Llandudno and Conwy Lifeboats answer Mayday call to vessel on fire
Llandudno’s all-weather lifeboat William F Yates was tasked to launch at 10.22am on Sunday to join the Conwy inshore Lifeboat The May-Bob. They were required to attend a stricken vessel with a possible fire located ‘between Conwy fairway buoy and Traeth Lafan Sands' with three persons on board
The HM Coastguard Holyhead also requested all nearby vessels to stand by and offer assistance, while a local fishing vessel was able to take three people off the casualty vessel.
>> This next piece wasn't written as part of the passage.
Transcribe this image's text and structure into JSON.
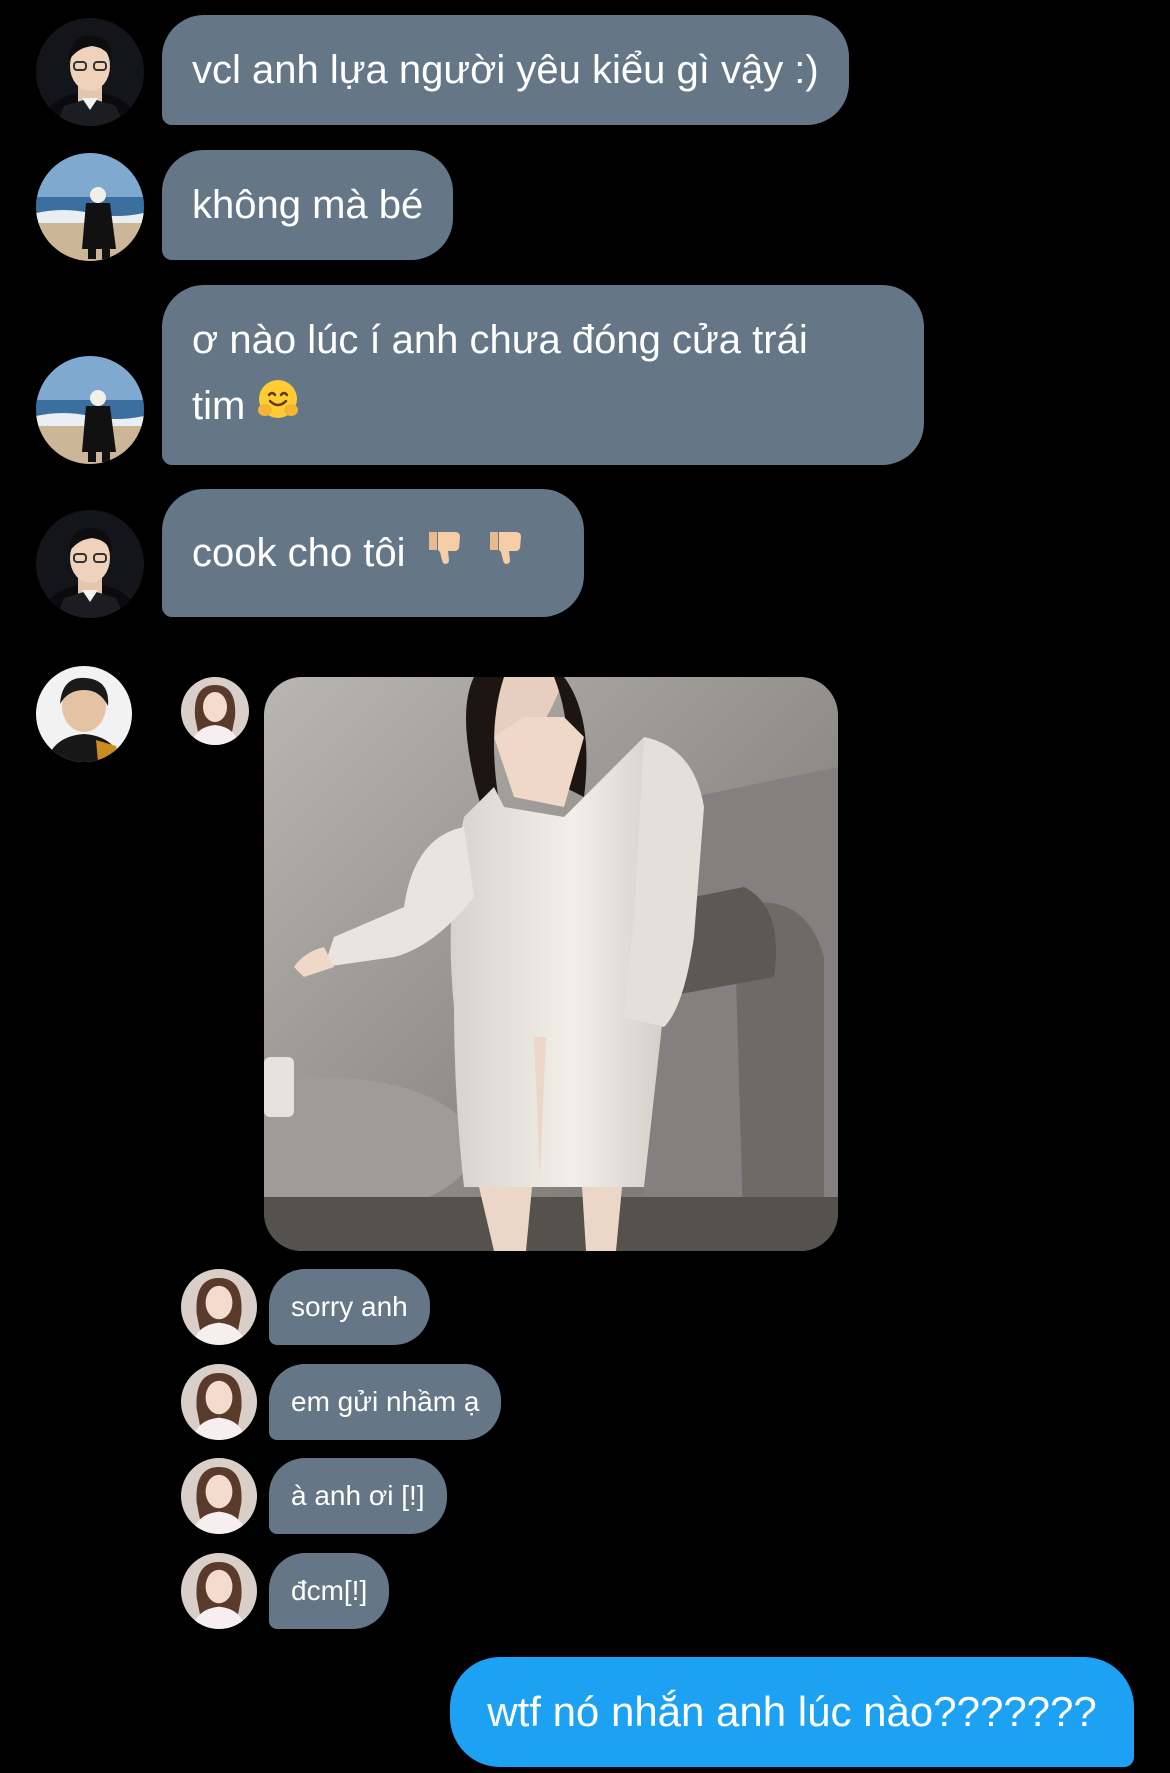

The Conwy ILB was first on scene followed shortly after by the Llandudno lifeboat.
The casualties were transferred to the Llandudno lifeboat which, together with the Conwy ILB, remained on standby until satisfied there was no imminent risk of fire, and an assessment could be made about establishing a safe return of the vessel to Conwy.
The Llandudno lifeboat was then requested by the HM Coastguard Holyhead to tow the stricken vessel to a safe mooring at the Beacons Jetty, Conwy Morfa.
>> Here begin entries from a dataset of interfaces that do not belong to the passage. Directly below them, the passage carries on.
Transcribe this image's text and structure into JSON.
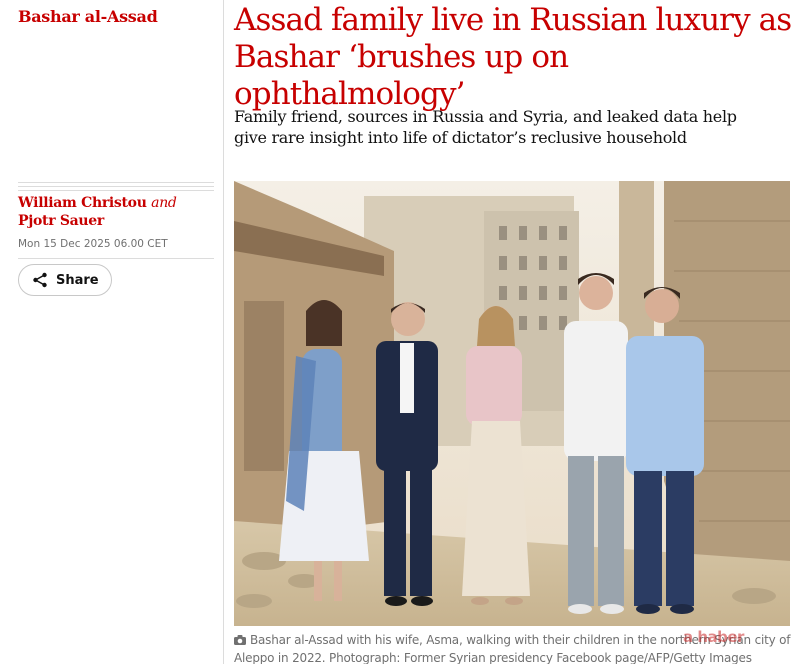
{
  "kicker": "Bashar al-Assad",
  "headline": "Assad family live in Russian luxury as Bashar ‘brushes up on ophthalmology’",
  "standfirst": "Family friend, sources in Russia and Syria, and leaked data help give rare insight into life of dictator’s reclusive household",
  "byline": {
    "author1": "William Christou",
    "conjunction": "and",
    "author2": "Pjotr Sauer"
  },
  "dateline": "Mon 15 Dec 2025 06.00 CET",
  "share": {
    "label": "Share",
    "icon": "share-icon"
  },
  "image": {
    "caption": "Bashar al-Assad with his wife, Asma, walking with their children in the northern Syrian city of Aleppo in 2022. Photograph: Former Syrian presidency Facebook page/AFP/Getty Images",
    "caption_line1": "Bashar al-Assad with his wife, Asma, walking with their children in the northern Syrian city of",
    "caption_line2": "Aleppo in 2022. Photograph: Former Syrian presidency Facebook page/AFP/Getty Images",
    "caption_icon": "camera-icon"
  },
  "watermark": "a haber",
  "colors": {
    "accent": "#c70000",
    "text": "#121212",
    "muted": "#707070",
    "rule": "#dcdcdc"
  }
}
Graham Heritage, Llandudno Coxswain, explained: ‘in these situations there is a critical need to thoroughly assess all the possible risks to ensure all crew members remain absolutely safe before they go aboard to safely secure a vessel.’
For more information, please contact Jonathan Coe, Llandudno Lifeboat Press Officer on 07910 861193. Alternatively contact Eleri Roberts, RNLI Media Officer on 01745 585162 / 07771 941390 or email Eleri_Roberts@rnli.org.uk.
Key facts about the RNLI
The RNLI charity saves lives at sea. Its volunteers provide a 24-hour search and rescue service around the United Kingdom and Republic of Ireland coasts. The RNLI operates 238 lifeboat stations in the UK and Ireland and more than 240 lifeguard units on beaches around the UK and Channel Islands. The RNLI is independent of Coastguard and government and depends on voluntary donations and legacies to maintain its rescue service. Since the RNLI was founded in 1824, its lifeboat crews and lifeguards have saved over 142,700 lives.